Written by Nunnally Johnson (The Grapes of Wrath, Tobacco Road), The Prisoner of Shark Island dramatizes the fatal shooting of Abraham Lincoln (Frank McGlynn, Sr.) and the subsequent visit by the assassin John Wilkes Booth (Francis McDonald) to Dr. Samuel Mudd’s house to fix his broken leg. Unaware of Booth’s treason, Mudd is later arrested — narrowly escaping execution after a one-sided military trial — and sentenced to a life of hard labour at Fort Jefferson in Dry Tortugas (an infamous prison in the Gulf of Mexico surrounded by shark-infested waters).
Featuring a blistering, muscular performance by John Carradine as a sadistic prison guard, The Prisoner of Shark Island is a tautly scripted, vividly directed examination of Dr. Mudd’s struggle to overcome inhuman justice.

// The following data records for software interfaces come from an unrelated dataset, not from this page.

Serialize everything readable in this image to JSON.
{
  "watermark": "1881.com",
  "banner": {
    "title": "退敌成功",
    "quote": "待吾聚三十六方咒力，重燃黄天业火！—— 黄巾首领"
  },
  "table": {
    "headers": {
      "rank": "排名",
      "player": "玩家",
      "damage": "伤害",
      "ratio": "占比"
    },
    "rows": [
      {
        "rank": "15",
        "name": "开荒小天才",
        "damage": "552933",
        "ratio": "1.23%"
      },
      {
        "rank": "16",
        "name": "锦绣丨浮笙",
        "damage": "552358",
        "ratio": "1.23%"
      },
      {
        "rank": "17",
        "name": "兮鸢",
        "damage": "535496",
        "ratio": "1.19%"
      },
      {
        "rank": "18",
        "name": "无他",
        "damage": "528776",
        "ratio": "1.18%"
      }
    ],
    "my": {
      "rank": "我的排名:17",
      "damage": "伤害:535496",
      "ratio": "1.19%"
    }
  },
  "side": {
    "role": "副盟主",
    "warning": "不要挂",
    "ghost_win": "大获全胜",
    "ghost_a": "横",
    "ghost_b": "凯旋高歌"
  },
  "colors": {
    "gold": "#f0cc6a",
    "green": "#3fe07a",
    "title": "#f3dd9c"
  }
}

Nominated for Best Picture by the American National Board of Review, the film has been rarely screened over recent decades. The Masters of Cinema Series is proud to present The Prisoner of Shark Island for the first time on UK home video in the 70th-anniversary year of its original release.
by Lindsay Anderson, 2006